[Items from an interface collection]
****************

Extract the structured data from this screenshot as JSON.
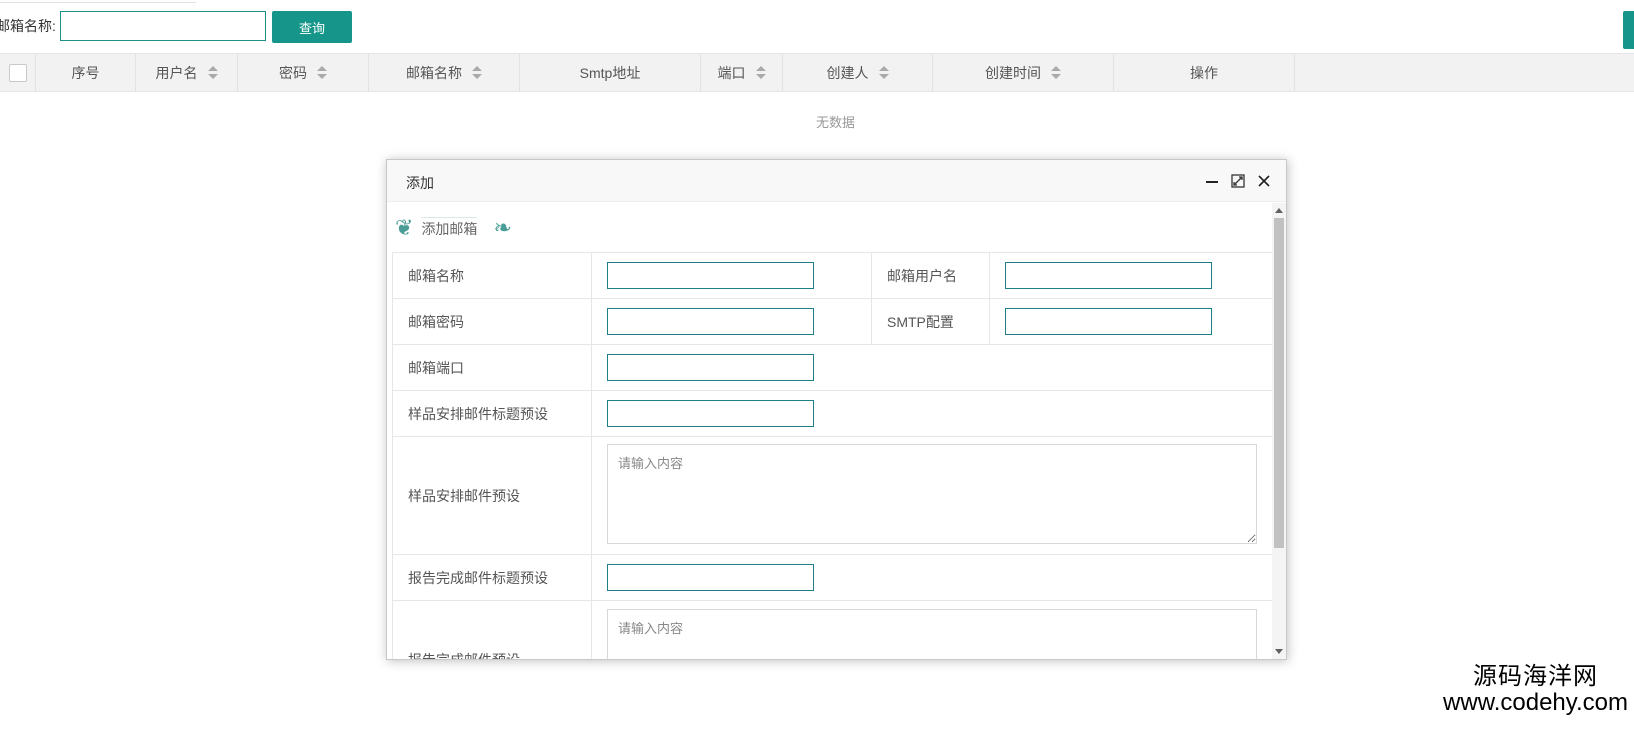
{
  "search": {
    "label": "邮箱名称:",
    "value": "",
    "button_label": "查询"
  },
  "grid": {
    "columns": [
      {
        "label": "序号",
        "sortable": false
      },
      {
        "label": "用户名",
        "sortable": true
      },
      {
        "label": "密码",
        "sortable": true
      },
      {
        "label": "邮箱名称",
        "sortable": true
      },
      {
        "label": "Smtp地址",
        "sortable": false
      },
      {
        "label": "端口",
        "sortable": true
      },
      {
        "label": "创建人",
        "sortable": true
      },
      {
        "label": "创建时间",
        "sortable": true
      },
      {
        "label": "操作",
        "sortable": false
      }
    ],
    "empty_text": "无数据"
  },
  "modal": {
    "title": "添加",
    "icons": [
      "minimize-icon",
      "maximize-icon",
      "close-icon"
    ],
    "section_title": "添加邮箱",
    "fields": {
      "mail_name": "邮箱名称",
      "mail_user": "邮箱用户名",
      "mail_password": "邮箱密码",
      "smtp_config": "SMTP配置",
      "mail_port": "邮箱端口",
      "sample_subject": "样品安排邮件标题预设",
      "sample_body": "样品安排邮件预设",
      "report_subject": "报告完成邮件标题预设",
      "report_body": "报告完成邮件预设"
    },
    "textarea_placeholder": "请输入内容"
  },
  "watermark": {
    "line1": "源码海洋网",
    "line2": "www.codehy.com"
  },
  "colors": {
    "accent": "#16968a",
    "input_border": "#1e7f8a"
  }
}
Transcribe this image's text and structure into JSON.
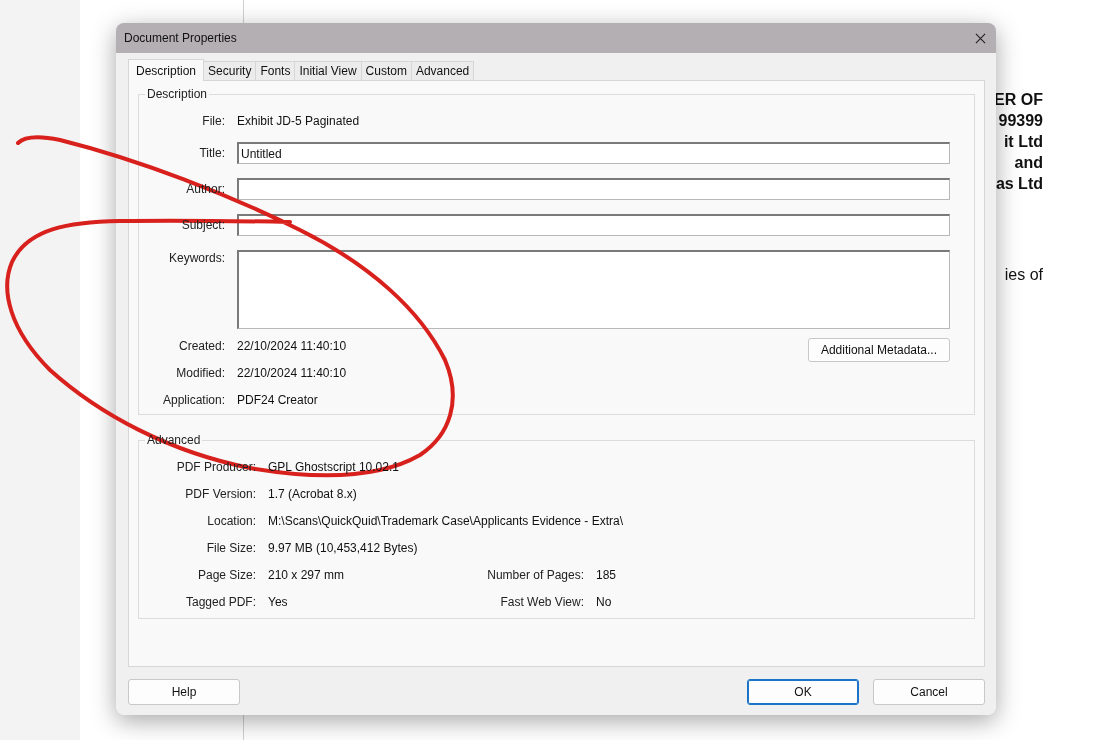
{
  "document": {
    "lines": [
      {
        "text": "ER OF",
        "bold": true
      },
      {
        "text": "99399",
        "bold": true
      },
      {
        "text": "it Ltd",
        "bold": true
      },
      {
        "text": "and",
        "bold": true
      },
      {
        "text": "as Ltd",
        "bold": true
      },
      {
        "text": "ies of",
        "bold": false
      }
    ]
  },
  "dialog": {
    "title": "Document Properties",
    "tabs": [
      {
        "label": "Description",
        "selected": true
      },
      {
        "label": "Security",
        "selected": false
      },
      {
        "label": "Fonts",
        "selected": false
      },
      {
        "label": "Initial View",
        "selected": false
      },
      {
        "label": "Custom",
        "selected": false
      },
      {
        "label": "Advanced",
        "selected": false
      }
    ],
    "description": {
      "legend": "Description",
      "file": {
        "label": "File:",
        "value": "Exhibit JD-5 Paginated"
      },
      "fields": [
        {
          "label": "Title:",
          "value": "Untitled",
          "kind": "line"
        },
        {
          "label": "Author:",
          "kind": "line"
        },
        {
          "label": "Subject:",
          "kind": "line"
        },
        {
          "label": "Keywords:",
          "kind": "area"
        }
      ],
      "info": [
        {
          "label": "Created:",
          "value": "22/10/2024 11:40:10"
        },
        {
          "label": "Modified:",
          "value": "22/10/2024 11:40:10"
        },
        {
          "label": "Application:",
          "value": "PDF24 Creator"
        }
      ],
      "metadata_button": "Additional Metadata..."
    },
    "advanced": {
      "legend": "Advanced",
      "rows": [
        [
          {
            "label": "PDF Producer:",
            "value": "GPL Ghostscript 10.02.1"
          }
        ],
        [
          {
            "label": "PDF Version:",
            "value": "1.7 (Acrobat 8.x)"
          }
        ],
        [
          {
            "label": "Location:",
            "value": "M:\\Scans\\QuickQuid\\Trademark Case\\Applicants Evidence - Extra\\"
          }
        ],
        [
          {
            "label": "File Size:",
            "value": "9.97 MB (10,453,412 Bytes)"
          }
        ],
        [
          {
            "label": "Page Size:",
            "value": "210 x 297 mm"
          },
          {
            "label": "Number of Pages:",
            "value": "185"
          }
        ],
        [
          {
            "label": "Tagged PDF:",
            "value": "Yes"
          },
          {
            "label": "Fast Web View:",
            "value": "No"
          }
        ]
      ]
    },
    "buttons": [
      {
        "label": "Help",
        "default": false
      },
      {
        "label": "OK",
        "default": true
      },
      {
        "label": "Cancel",
        "default": false
      }
    ]
  }
}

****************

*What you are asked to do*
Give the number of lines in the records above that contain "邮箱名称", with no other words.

*Solution to this task*
3